This finding is also an example of how firms strategically approach external communications, such that in addition to content, communication timing matters. Investors may be well–served to view firm communications as part of the firm’s overall strategy. In turn, media relations professionals may want to weigh the risk of whether being “caught” managing impressions could backfire, as it has been shown to do with individuals.
For boards and compensation committees, our findings suggest that CEOs are closely attuned to the personal financial risk associated with their compensation, and that they actively work to protect it. Public companies try to align managers’ incentives with those of shareholders, which is why they tie executive compensation to firm stock performance. But if CEOs are worried about the stock price falling, say due to concerns about an acquisition, they may take steps to preserve their wealth. For example, when they are less confident in acquisitions, CEOs use unrelated positive press releases to manage impressions and protect the stock price, in turn protecting their stock options long enough to exercise them at a higher rate than similarly–situated CEOs.

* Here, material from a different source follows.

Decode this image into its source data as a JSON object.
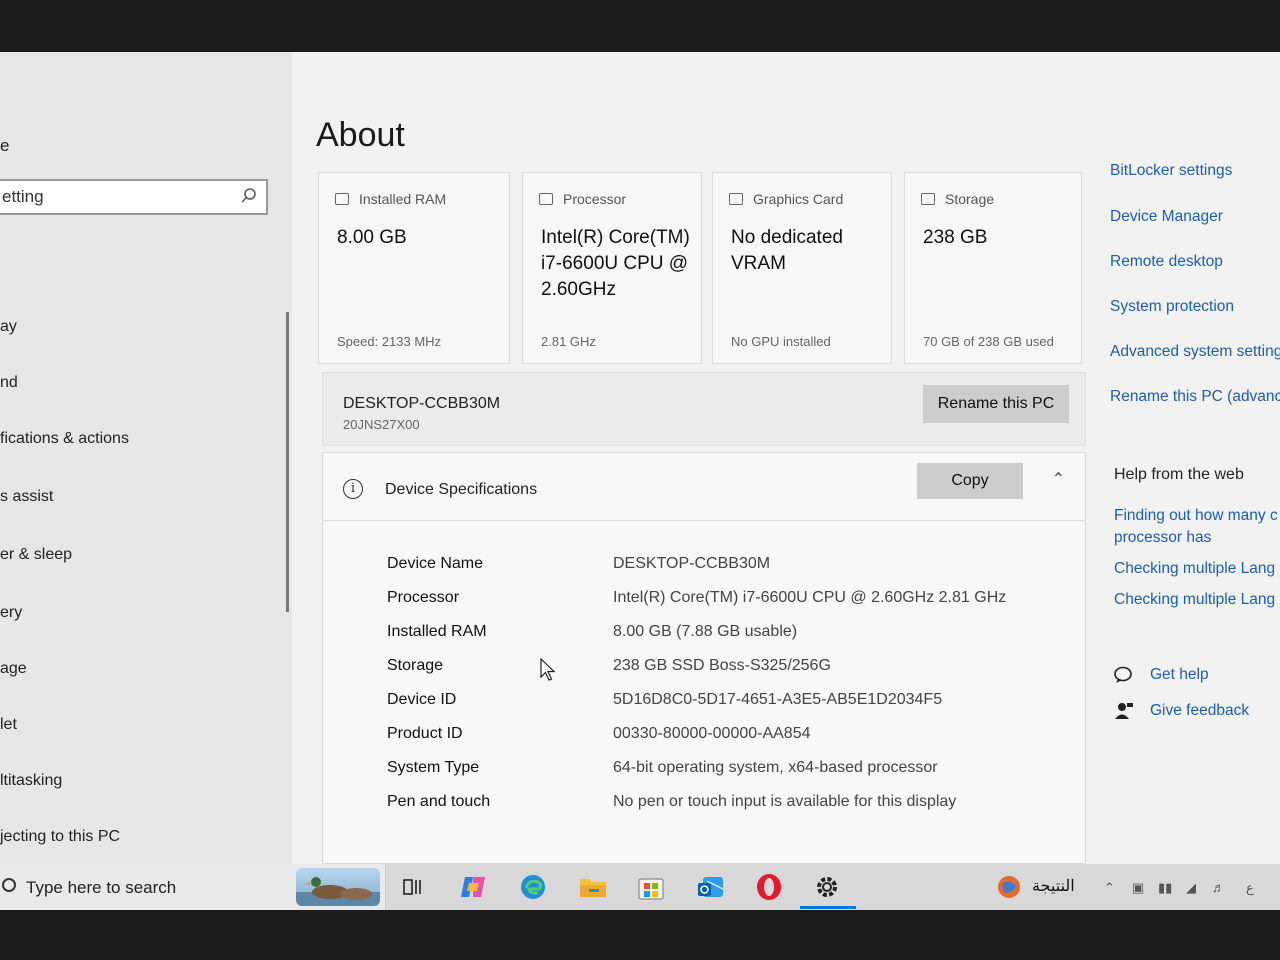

There are also further questions for us to explore. Does impression offsetting also signal low confidence in other types of announcements—such as alliances, new products, or earnings forecasts? What other unintentional signals do firms send, whether optimistic or pessimistic? And with this impression offsetting tactic now demystified, will markets begin to punish firms for using it? Our ongoing work is looking for answers.